Looking Homeward


Unquestionably the two most dramatic structures in Asheville are the Grove Park Inn and Biltmore, the estate built by George W. Vanderbilt in the 1890s. Wolfe would have known both these places. The inn, finished in 1913, was the product of the imaginations of a wealthy laxative manufacturer in St. Louis named Edwin Wiley Grove and his son-in-law, Fred Seely. When no architect could give Grove what he wanted, he turned to Seely and asked him to design the hotel, although he had no training whatsoever. The result is a colossus, all immense rough-granite blocks and red roofing tiles. One writer described it as “almost ugly, were it not so interesting.”

Despite renovations in the 1980s, the inn has remained virtually untouched, and the survival of many of its original furnishings has made it the largest repository of Mission furniture in the nation. It is still Asheville’s premier hotel and boasts an impressive list of guests over the years: Will Rogers, Béla Bartók, William Jennings Bryan, “Black Jack” Pershing, Henry Ford, and assorted Presidents and other dignitaries.

What would surprise Wolfe much more than anything at the inn are the changes that have taken place at Biltmore. The largest private house in the United States, George Vanderbilt’s version of Xanadu was designed by Richard Morris Hunt and Frederick Law Olmsted. Those two titans created for their patron an imposing château set amid 125,000 acres that Vanderbilt bought in 1890. Patterned after the châteaux at Blois and Chambord and crammed with art and furniture that the erudite Vanderbilt had brought back from his many trips abroad, the house has thirty-four bedrooms and in its heyday required more than eighty servants. It is a rabbit warren of a place, and all but the best rooms have been closed off. Among its many marvels the house contains a bowling alley and a (now-empty) indoor swimming pool. Biltmore began to fall into disrepair after World War II, and the family stopped using it in the 1950s. Since then it has been restored, and it is now run by Vanderbilt’s grandson as a private business. Once more one of the largest employers in the area, Biltmore attracts hundreds of thousands of visitors a year who come to admire its fine collections, tour its beautiful gardens, and sample wine in its vineyard.

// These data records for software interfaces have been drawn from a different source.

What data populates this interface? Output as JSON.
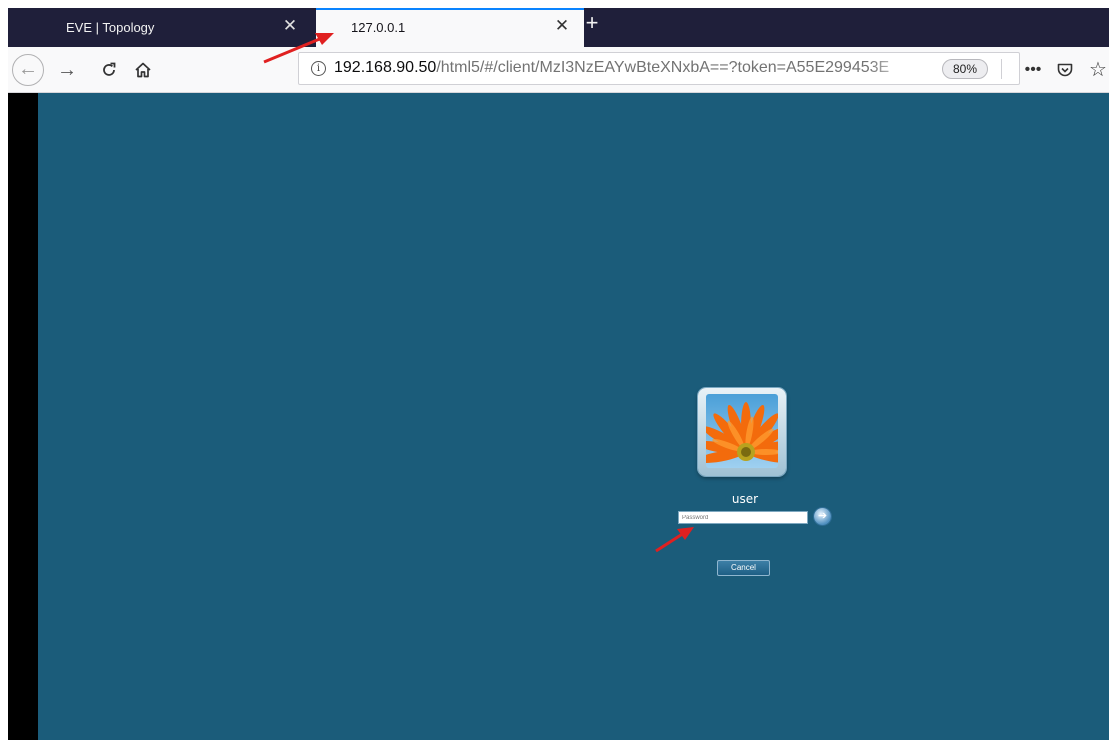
{
  "browser": {
    "tabs": [
      {
        "title": "EVE | Topology",
        "active": false
      },
      {
        "title": "127.0.0.1",
        "active": true
      }
    ],
    "new_tab_icon": "plus-icon",
    "url": {
      "host": "192.168.90.50",
      "path": "/html5/#/client/MzI3NzEAYwBteXNxbA==?token=A55E299453E"
    },
    "zoom": "80%"
  },
  "remote_desktop": {
    "username": "user",
    "password_placeholder": "Password",
    "cancel_label": "Cancel"
  },
  "colors": {
    "desktop_background": "#1b5c7a",
    "tabstrip": "#1f1f3a",
    "active_tab_accent": "#0a84ff",
    "annotation_arrow": "#e02020"
  }
}
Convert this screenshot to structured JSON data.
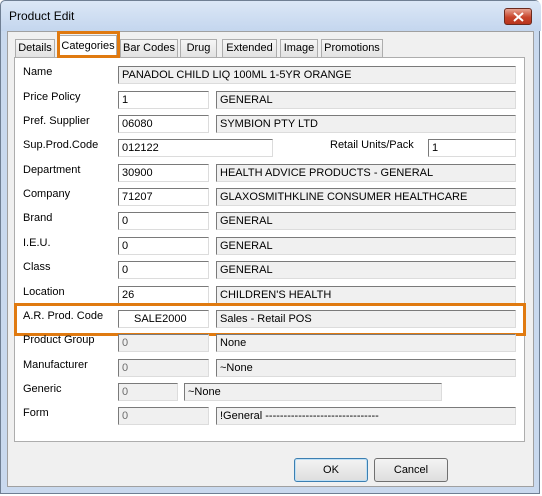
{
  "window": {
    "title": "Product Edit"
  },
  "tabs": [
    "Details",
    "Categories",
    "Bar Codes",
    "Drug",
    "Extended",
    "Image",
    "Promotions"
  ],
  "fields": {
    "name": {
      "label": "Name",
      "value": "PANADOL CHILD LIQ 100ML 1-5YR ORANGE"
    },
    "price_policy": {
      "label": "Price Policy",
      "code": "1",
      "desc": "GENERAL"
    },
    "pref_supplier": {
      "label": "Pref. Supplier",
      "code": "06080",
      "desc": "SYMBION PTY LTD"
    },
    "sup_prod_code": {
      "label": "Sup.Prod.Code",
      "value": "012122"
    },
    "retail_units": {
      "label": "Retail Units/Pack",
      "value": "1"
    },
    "department": {
      "label": "Department",
      "code": "30900",
      "desc": "HEALTH ADVICE PRODUCTS - GENERAL"
    },
    "company": {
      "label": "Company",
      "code": "71207",
      "desc": "GLAXOSMITHKLINE CONSUMER HEALTHCARE"
    },
    "brand": {
      "label": "Brand",
      "code": "0",
      "desc": "GENERAL"
    },
    "ieu": {
      "label": "I.E.U.",
      "code": "0",
      "desc": "GENERAL"
    },
    "class": {
      "label": "Class",
      "code": "0",
      "desc": "GENERAL"
    },
    "location": {
      "label": "Location",
      "code": "26",
      "desc": "CHILDREN'S HEALTH"
    },
    "ar_prod_code": {
      "label": "A.R. Prod. Code",
      "code": "SALE2000",
      "desc": "Sales - Retail POS"
    },
    "product_group": {
      "label": "Product Group",
      "code": "0",
      "desc": "None"
    },
    "manufacturer": {
      "label": "Manufacturer",
      "code": "0",
      "desc": "~None"
    },
    "generic": {
      "label": "Generic",
      "code": "0",
      "desc": "~None"
    },
    "form": {
      "label": "Form",
      "code": "0",
      "desc": "!General -------------------------------"
    }
  },
  "buttons": {
    "ok": "OK",
    "cancel": "Cancel"
  },
  "colors": {
    "highlight": "#e07a10",
    "window_frame": "#c9d9ee",
    "close": "#c8452c"
  }
}
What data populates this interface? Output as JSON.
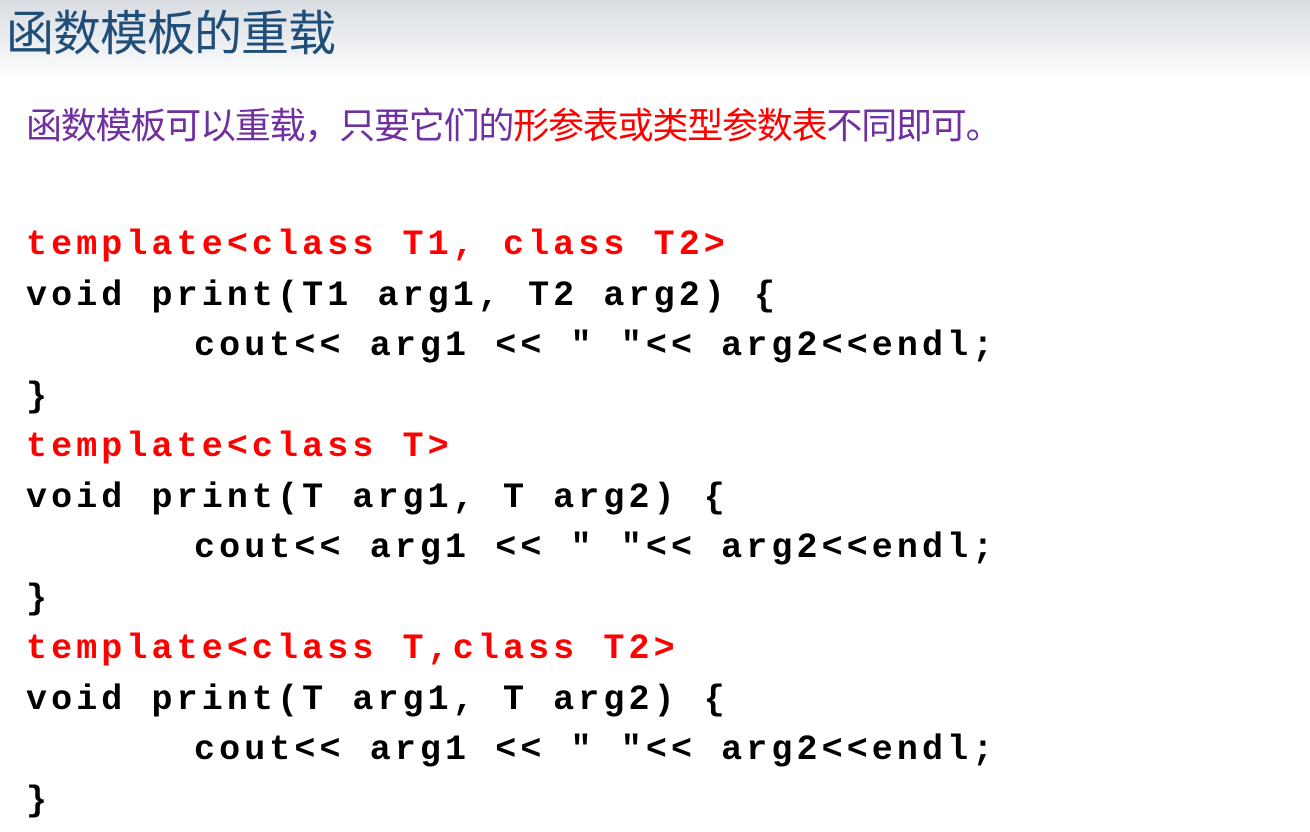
{
  "slide": {
    "title": "函数模板的重载",
    "intro": {
      "part1": "函数模板可以重载，只要它们的",
      "highlight": "形参表或类型参数表",
      "part2": "不同即可。"
    },
    "colors": {
      "title": "#1f4e79",
      "intro_text": "#7030a0",
      "highlight": "#ff0000",
      "template_line": "#ff0000",
      "code": "#000000"
    }
  },
  "code": {
    "lines": [
      "template<class T1, class T2>",
      "void print(T1 arg1, T2 arg2) {",
      "cout<< arg1 << \" \"<< arg2<<endl;",
      "}",
      "template<class T>",
      "void print(T arg1, T arg2) {",
      "cout<< arg1 << \" \"<< arg2<<endl;",
      "}",
      "template<class T,class T2>",
      "void print(T arg1, T arg2) {",
      "cout<< arg1 << \" \"<< arg2<<endl;",
      "}"
    ]
  }
}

So accurately had Thomas Wolfe framed his novel against Asheville’s backdrop that the townsfolk threatened to tar and feather him.

Another important house in the area, although on a slightly less grand scale, is Richmond Hill. Built in 1889, this Victorian mansion was the private residence of Richmond Pearson, a former congressman and diplomat whose father had been chief justice of the North Carolina Supreme Court. Pearson was a good friend of Theodore Roosevelt and was appointed American minister to both Persia and Greece. When TR left the White House, Pearson retired to private life, and he lived in the house until his death, in 1923. The house fell on hard times after the death of his son’s wife in 1972 but now has been restored and serves as a charming inn.

There is more to Asheville than its architecture, and the city attracted writers for reasons other than the quality of its mental hospitals. Carl Sandburg settled near here toward the end of his life. The Vanderbilts frequently had Henry James and Edith Wharton as houseguests. But the most important gathering of artists and intellectuals here occurred at Black Mountain College. Founded by rebellious faculty members from Rollins College in Florida, Black Mountain presented itself as a revolutionary experiment in liberal arts education. The college flourished from the 1930s to the 1950s, establishing a reputation for the excellence and diversity of its faculty, which included over the years Buckminster Fuller, Walter Gropius, Willem de Kooning, John Cage, and Josef Albers.

The presence of so many egos led to conflict, and as the better members of the faculty began to go elsewhere, the college eventually disintegrated. It closed in 1956, but the name it made for itself still serves to attract, like Butmore, visitors from all over the world.

Those who come to see the natural beauty of Asheville and the grandeur of the local architecture will not be disappointed. Those coming to see the little stone angel that was the inspiration for Wolfe’s first novel, however, do so in vain. Sadly, she no longer exists.

—Charles S. Dubow TO PLAN A TRIP